» Work item
Hunt through the lines below for the string "metal" and copy each one that has it.

» Data extracts
▼▼▼

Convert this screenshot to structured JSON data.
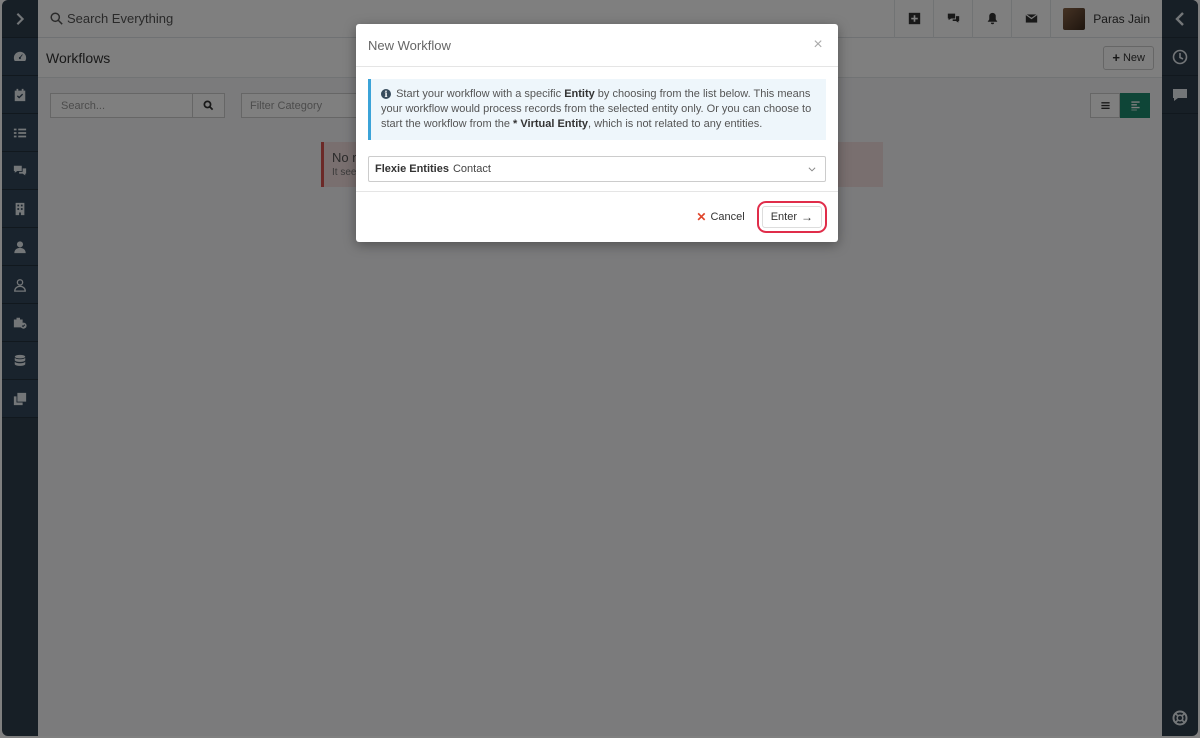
{
  "topbar": {
    "search_placeholder": "Search Everything",
    "user_name": "Paras Jain"
  },
  "page": {
    "title": "Workflows",
    "new_button": "New",
    "search_placeholder": "Search...",
    "filter_category": "Filter Category",
    "alert_title": "No r",
    "alert_sub": "It see"
  },
  "modal": {
    "title": "New Workflow",
    "info_part1": "Start your workflow with a specific ",
    "info_entity": "Entity",
    "info_part2": " by choosing from the list below. This means your workflow would process records from the selected entity only. Or you can choose to start the workflow from the ",
    "info_virtual": "* Virtual Entity",
    "info_part3": ", which is not related to any entities.",
    "select_group": "Flexie Entities",
    "select_value": "Contact",
    "cancel_label": "Cancel",
    "enter_label": "Enter"
  },
  "colors": {
    "sidebar": "#2f3e4c",
    "accent_green": "#1c8a6e",
    "highlight_red": "#e02d4a",
    "info_border": "#3ba3d8"
  }
}
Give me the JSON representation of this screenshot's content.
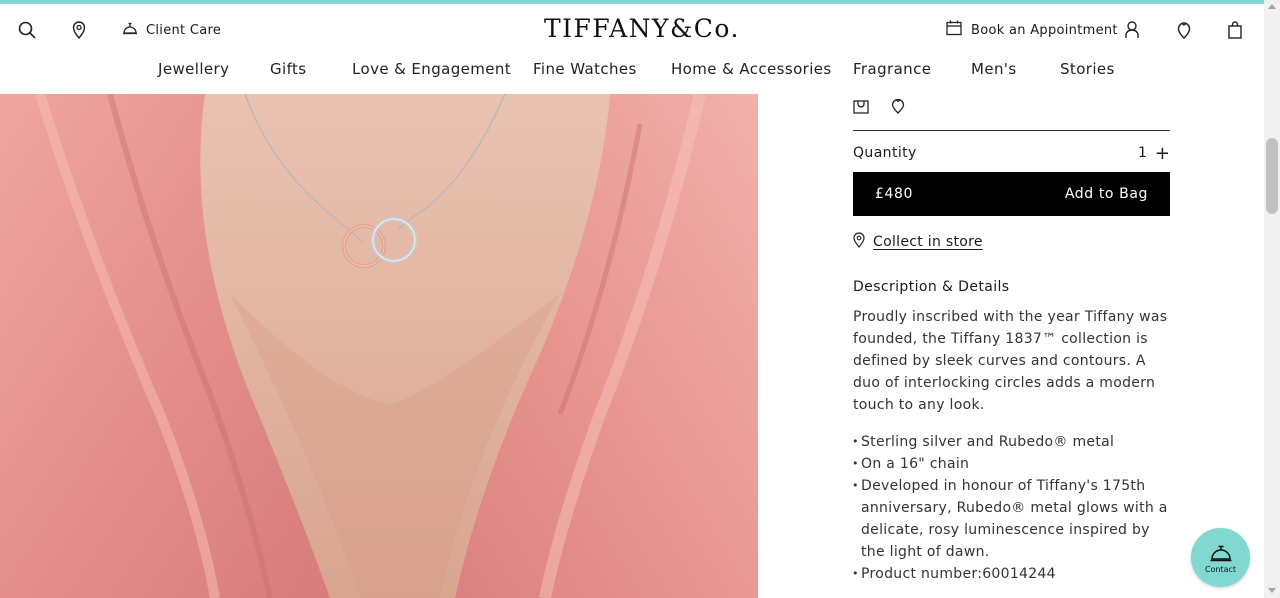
{
  "header": {
    "client_care": "Client Care",
    "logo": "TIFFANY&Co.",
    "appointment": "Book an Appointment",
    "icons": [
      "search-icon",
      "location-pin-icon",
      "client-care-icon",
      "calendar-icon",
      "account-icon",
      "wishlist-icon",
      "shopping-bag-icon"
    ]
  },
  "nav": {
    "items": [
      "Jewellery",
      "Gifts",
      "Love & Engagement",
      "Fine Watches",
      "Home & Accessories",
      "Fragrance",
      "Men's",
      "Stories"
    ]
  },
  "product": {
    "quantity_label": "Quantity",
    "quantity_value": "1",
    "quantity_plus": "+",
    "price": "£480",
    "add_to_bag": "Add to Bag",
    "collect_in_store": "Collect in store",
    "description_title": "Description & Details",
    "description": "Proudly inscribed with the year Tiffany was founded, the Tiffany 1837™ collection is defined by sleek curves and contours. A duo of interlocking circles adds a modern touch to any look.",
    "details": [
      "Sterling silver and Rubedo® metal",
      "On a 16\" chain",
      "Developed in honour of Tiffany's 175th anniversary, Rubedo® metal glows with a delicate, rosy luminescence inspired by the light of dawn.",
      "Product number:60014244"
    ]
  },
  "contact": {
    "label": "Contact"
  },
  "colors": {
    "brand_blue": "#81d8d0",
    "button_black": "#000000"
  }
}
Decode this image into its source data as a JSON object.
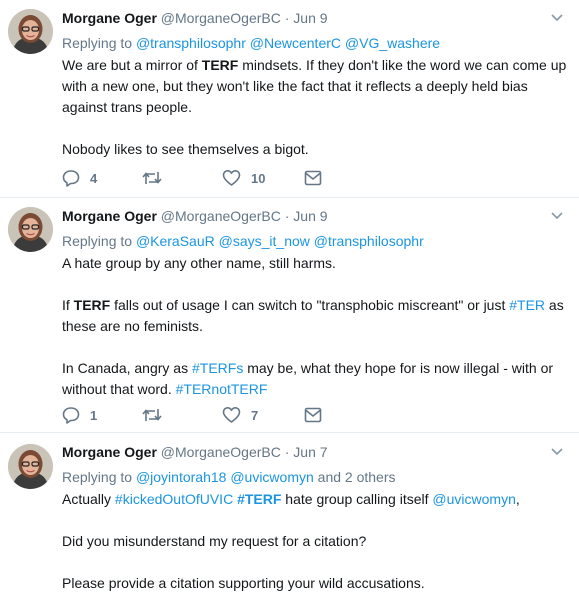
{
  "tweets": [
    {
      "name": "Morgane Oger",
      "handle": "@MorganeOgerBC",
      "time": "Jun 9",
      "replying_prefix": "Replying to",
      "replying_to": [
        "@transphilosophr",
        "@NewcenterC",
        "@VG_washere"
      ],
      "lines": [
        [
          "We are but a mirror of ",
          "TERF",
          " mindsets. If they don't like the word we can come up"
        ],
        [
          "with a new one, but they won't like the fact that it reflects a deeply held bias"
        ],
        [
          "against trans people."
        ],
        [
          "Nobody likes to see themselves a bigot."
        ]
      ],
      "replies": "4",
      "retweets": "",
      "likes": "10"
    },
    {
      "name": "Morgane Oger",
      "handle": "@MorganeOgerBC",
      "time": "Jun 9",
      "replying_prefix": "Replying to",
      "replying_to": [
        "@KeraSauR",
        "@says_it_now",
        "@transphilosophr"
      ],
      "lines": [
        [
          "A hate group by any other name, still harms."
        ],
        [
          "If  ",
          "TERF",
          " falls out of usage I can switch to \"transphobic miscreant\" or just ",
          "#TER",
          " as"
        ],
        [
          "these are no feminists."
        ],
        [
          "In Canada, angry as ",
          "#TERFs",
          " may be, what they hope for is now illegal - with or"
        ],
        [
          "without that word. ",
          "#TERnotTERF"
        ]
      ],
      "replies": "1",
      "retweets": "",
      "likes": "7"
    },
    {
      "name": "Morgane Oger",
      "handle": "@MorganeOgerBC",
      "time": "Jun 7",
      "replying_prefix": "Replying to",
      "replying_to": [
        "@joyintorah18",
        "@uvicwomyn"
      ],
      "replying_suffix": "and 2 others",
      "lines": [
        [
          "Actually ",
          "#kickedOutOfUVIC",
          " ",
          "#TERF",
          " hate group calling itself ",
          "@uvicwomyn",
          ","
        ],
        [
          "Did you misunderstand my request for a citation?"
        ],
        [
          "Please provide a citation supporting your wild accusations."
        ]
      ]
    }
  ]
}
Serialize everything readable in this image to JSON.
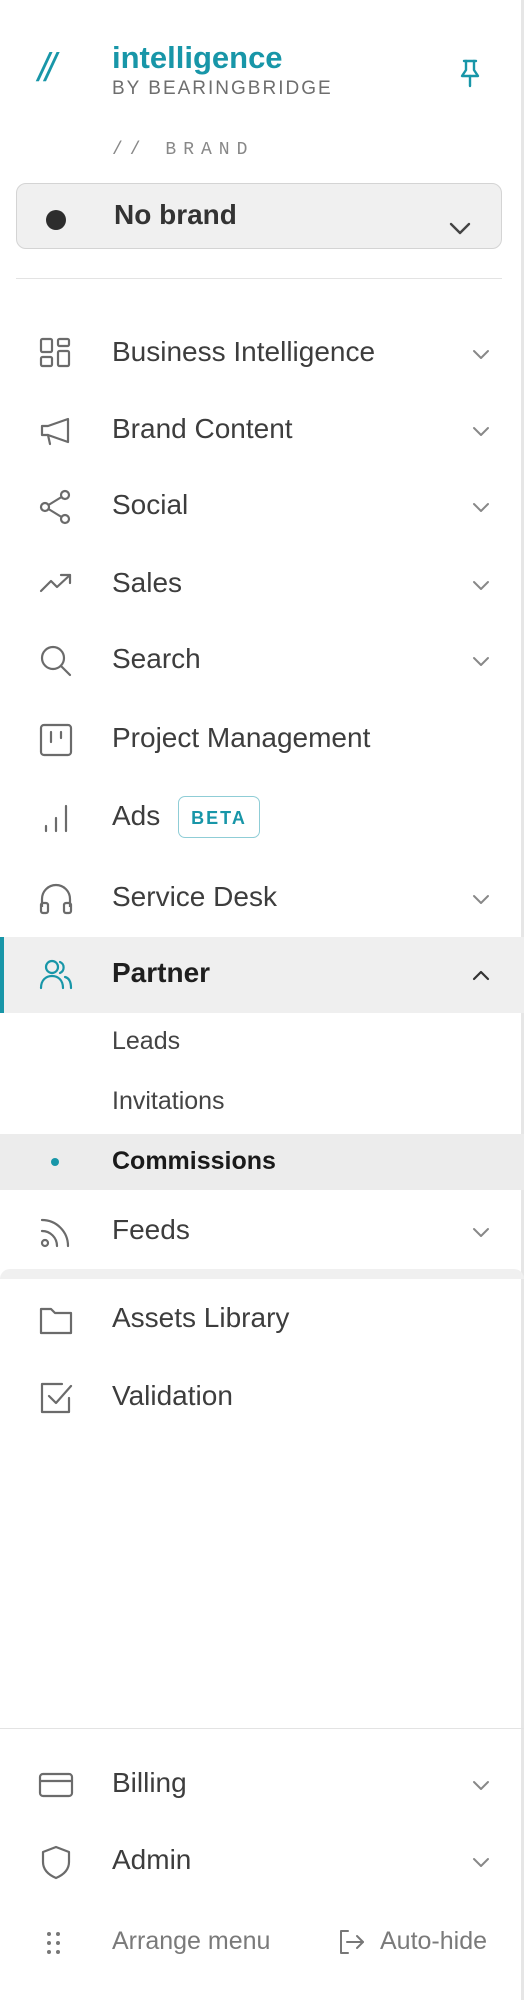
{
  "app": {
    "logo_mark": "//",
    "name": "intelligence",
    "subtitle": "BY BEARINGBRIDGE"
  },
  "brand_section": {
    "label": "// BRAND",
    "selected_value": "No brand"
  },
  "nav": {
    "items": [
      {
        "label": "Business Intelligence",
        "icon": "dashboard-grid-icon",
        "expandable": true
      },
      {
        "label": "Brand Content",
        "icon": "megaphone-icon",
        "expandable": true
      },
      {
        "label": "Social",
        "icon": "share-icon",
        "expandable": true
      },
      {
        "label": "Sales",
        "icon": "trending-up-icon",
        "expandable": true
      },
      {
        "label": "Search",
        "icon": "search-icon",
        "expandable": true
      },
      {
        "label": "Project Management",
        "icon": "kanban-icon",
        "expandable": false
      },
      {
        "label": "Ads",
        "icon": "bar-chart-icon",
        "expandable": false,
        "badge": "BETA"
      },
      {
        "label": "Service Desk",
        "icon": "headphones-icon",
        "expandable": true
      },
      {
        "label": "Partner",
        "icon": "users-icon",
        "expandable": true,
        "expanded": true,
        "active": true
      },
      {
        "label": "Feeds",
        "icon": "rss-icon",
        "expandable": true
      },
      {
        "label": "Assets Library",
        "icon": "folder-icon",
        "expandable": false
      },
      {
        "label": "Validation",
        "icon": "checkbox-icon",
        "expandable": false
      }
    ],
    "partner_subitems": [
      {
        "label": "Leads"
      },
      {
        "label": "Invitations"
      },
      {
        "label": "Commissions",
        "active": true
      }
    ]
  },
  "bottom_nav": {
    "items": [
      {
        "label": "Billing",
        "icon": "credit-card-icon",
        "expandable": true
      },
      {
        "label": "Admin",
        "icon": "shield-icon",
        "expandable": true
      }
    ]
  },
  "footer": {
    "arrange_label": "Arrange menu",
    "autohide_label": "Auto-hide"
  },
  "colors": {
    "accent": "#1896a8",
    "active_bg": "#efefef",
    "text": "#3d3d3d",
    "icon": "#6b6b6b"
  }
}
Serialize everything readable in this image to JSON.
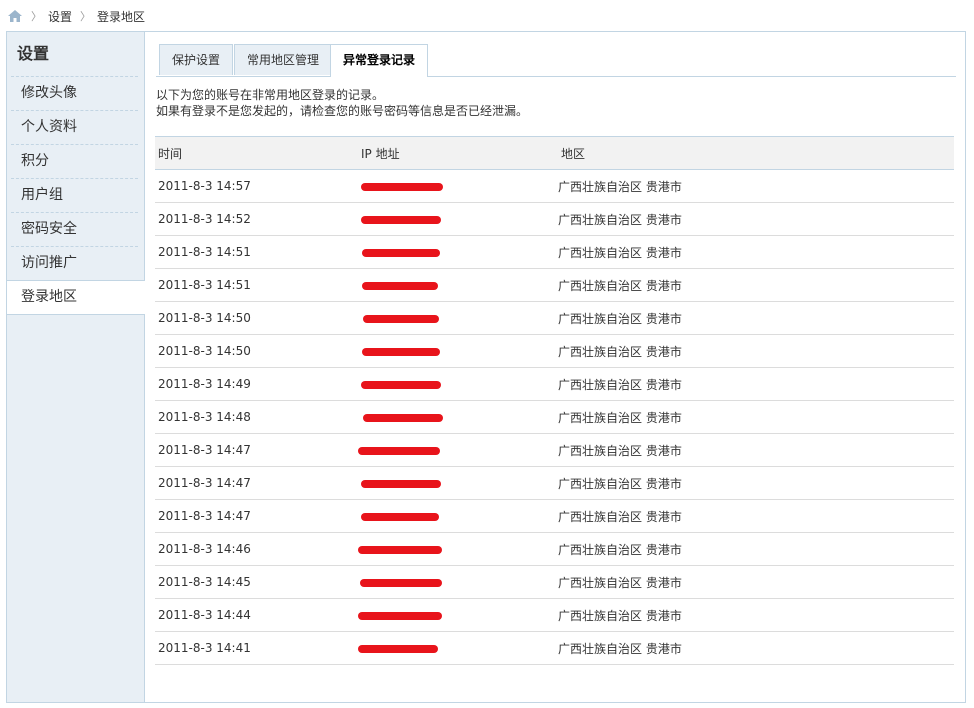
{
  "breadcrumb": {
    "home_icon": "home-icon",
    "items": [
      "设置",
      "登录地区"
    ]
  },
  "sidebar": {
    "title": "设置",
    "items": [
      {
        "label": "修改头像"
      },
      {
        "label": "个人资料"
      },
      {
        "label": "积分"
      },
      {
        "label": "用户组"
      },
      {
        "label": "密码安全"
      },
      {
        "label": "访问推广"
      },
      {
        "label": "登录地区"
      }
    ]
  },
  "tabs": [
    {
      "label": "保护设置"
    },
    {
      "label": "常用地区管理"
    },
    {
      "label": "异常登录记录"
    }
  ],
  "intro": {
    "line1": "以下为您的账号在非常用地区登录的记录。",
    "line2": "如果有登录不是您发起的，请检查您的账号密码等信息是否已经泄漏。"
  },
  "table": {
    "headers": {
      "time": "时间",
      "ip": "IP 地址",
      "region": "地区"
    },
    "rows": [
      {
        "time": "2011-8-3 14:57",
        "region": "广西壮族自治区 贵港市"
      },
      {
        "time": "2011-8-3 14:52",
        "region": "广西壮族自治区 贵港市"
      },
      {
        "time": "2011-8-3 14:51",
        "region": "广西壮族自治区 贵港市"
      },
      {
        "time": "2011-8-3 14:51",
        "region": "广西壮族自治区 贵港市"
      },
      {
        "time": "2011-8-3 14:50",
        "region": "广西壮族自治区 贵港市"
      },
      {
        "time": "2011-8-3 14:50",
        "region": "广西壮族自治区 贵港市"
      },
      {
        "time": "2011-8-3 14:49",
        "region": "广西壮族自治区 贵港市"
      },
      {
        "time": "2011-8-3 14:48",
        "region": "广西壮族自治区 贵港市"
      },
      {
        "time": "2011-8-3 14:47",
        "region": "广西壮族自治区 贵港市"
      },
      {
        "time": "2011-8-3 14:47",
        "region": "广西壮族自治区 贵港市"
      },
      {
        "time": "2011-8-3 14:47",
        "region": "广西壮族自治区 贵港市"
      },
      {
        "time": "2011-8-3 14:46",
        "region": "广西壮族自治区 贵港市"
      },
      {
        "time": "2011-8-3 14:45",
        "region": "广西壮族自治区 贵港市"
      },
      {
        "time": "2011-8-3 14:44",
        "region": "广西壮族自治区 贵港市"
      },
      {
        "time": "2011-8-3 14:41",
        "region": "广西壮族自治区 贵港市"
      }
    ]
  },
  "colors": {
    "border": "#c2d5e3",
    "sidebar_bg": "#e8eff5",
    "redaction": "#e8141b"
  }
}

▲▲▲

» Solution for this exercise
      "Sterling silver and Rubedo® metal",
      "Developed in honour of Tiffany's 175th anniversary, Rubedo® metal glows with a delicate, rosy luminescence inspired by the light of dawn.",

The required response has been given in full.